The Rolling Stones: Waiting On A Friend

Been on a busy streak constructing "imaginary albums," and this is probably my last one for awhile. I'd been thinking about putting together a Great Lost Final Mick Taylor LP for some time, and finally pulled the trigger this week. It's ok, even pretty good, but it's hard not to conclude that the Stones, unlike some of their peers, rarely left their best work on the cutting room floor.

As noted in prior posts, I'm a sucker for Taylor-era Stones: Sticky Fingers & Exile On Main Street are obviously among the greatest rock & roll records ever (with Let It Bleed not far behind), and they were probably the best live band on the planet when Taylor was playing guitar. And I find Taylor's final two albums with the band, 1973's Goats Head Soup and 1974's It's Only Rock & Roll, to be underrated.

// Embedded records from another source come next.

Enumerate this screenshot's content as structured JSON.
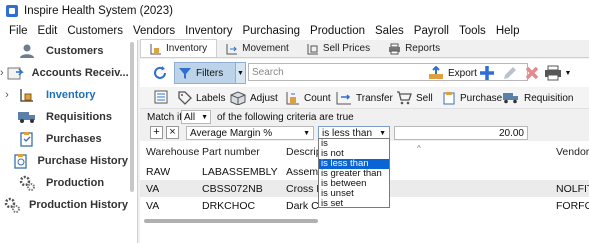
{
  "window": {
    "title": "Inspire Health System (2023)"
  },
  "menu": [
    "File",
    "Edit",
    "Customers",
    "Vendors",
    "Inventory",
    "Purchasing",
    "Production",
    "Sales",
    "Payroll",
    "Tools",
    "Help"
  ],
  "sidebar": {
    "items": [
      {
        "label": "Customers",
        "icon": "customers-icon",
        "expand": ""
      },
      {
        "label": "Accounts Receiv...",
        "icon": "accounts-receivable-icon",
        "expand": "›"
      },
      {
        "label": "Inventory",
        "icon": "inventory-icon",
        "expand": "›",
        "active": true
      },
      {
        "label": "Requisitions",
        "icon": "truck-icon",
        "expand": ""
      },
      {
        "label": "Purchases",
        "icon": "clipboard-icon",
        "expand": ""
      },
      {
        "label": "Purchase History",
        "icon": "clipboard-history-icon",
        "expand": ""
      },
      {
        "label": "Production",
        "icon": "gear-icon",
        "expand": ""
      },
      {
        "label": "Production History",
        "icon": "gear-history-icon",
        "expand": ""
      }
    ]
  },
  "tabs": [
    "Inventory",
    "Movement",
    "Sell Prices",
    "Reports"
  ],
  "toolbar": {
    "filters_label": "Filters",
    "search_placeholder": "Search",
    "export_label": "Export"
  },
  "actions": [
    "Labels",
    "Adjust",
    "Count",
    "Transfer",
    "Sell",
    "Purchase",
    "Requisition"
  ],
  "filter": {
    "match_if": "Match if",
    "match_value": "All",
    "match_rest": "of the following criteria are true",
    "add": "+",
    "remove": "×",
    "field": "Average Margin %",
    "operator": "is less than",
    "value": "20.00"
  },
  "operator_options": [
    "is",
    "is not",
    "is less than",
    "is greater than",
    "is between",
    "is unset",
    "is set"
  ],
  "operator_selected_index": 2,
  "grid": {
    "columns": [
      "Warehouse",
      "Part number",
      "Descrip",
      "Vendor"
    ],
    "rows": [
      [
        "RAW",
        "LABASSEMBLY",
        "Assemb",
        ""
      ],
      [
        "VA",
        "CBSS072NB",
        "Cross Be",
        "NOLFIT"
      ],
      [
        "VA",
        "DRKCHOC",
        "Dark Ch",
        "FORFOO"
      ]
    ]
  },
  "colors": {
    "accent": "#1f6fb8",
    "selection": "#0a64d6",
    "filters_active": "#bcd3ea"
  }
}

A few outtakes from his tenure have dribbled out on various releases: 1975's career-spanning Metamorphosis outtakes collection, 1981's Tattoo You (which saw the band polishing up some leftovers, and which was helpfully reissued with a bonus disc last year), and deluxe editions of Exile and Goats Head. I've compiled about an hour of those tunes, narrowed to those where there's some evidence that Taylor was involved in the original recordings. 

Alas, as the Stones were actually pretty good editors (ok, up until the early '80s), the leftovers aren't among their most memorable moments (in contrast to bands like the Who or Pavement, whose outtakes are often as great as their album tracks). Aside from a few obvious ringers like "Waiting On A Friend," and a few intriguing mid-tempo numbers like "Plundered My Soul," little of this is truly essential. Upbeat rockers (i.e. "Come To The Ball" and "Jiving Sister Fanny") are fine but come across like standard-issue Keith Richards riffs lacking the killer hook needed to convert a 12-bar-blues into "Brown Sugar." Slower tunes (i.e."Fast Talking, Slow Walking") reach for more epic scope, but don't quite get there. 

More problematically, the Stones aren't big fans of opening the vaults and giving fans an unvarnished look at the past; for both Tattoo You and the Exile reissue, the band recorded new vocals or other instrumentation on top of the rough takes. The result is a mix that doesn't always gel aesthetically, some of the reworked, glossy tunes sounding a little anachronistic alongside the rawer bits from Metamorphosis.

Still, even lukewarm '70s Stones cuts are pretty great, and it's kinda cool to finally have all these tunes in the same place. You can check it out for yourself below. (Note that the mix I made myself included two songs which don't stream ("Through The Lonely Nights," a 1974 b-side (and surprisingly lovely ballad); and the so-so rocker "Tell Her How It Is," from the semi-official collection Fully Finished Studio Outtakes, which, despite the album title, is still a bit rough-sounding).

Here's "Through The Lonely Nights," omitted from the Spotify playlist: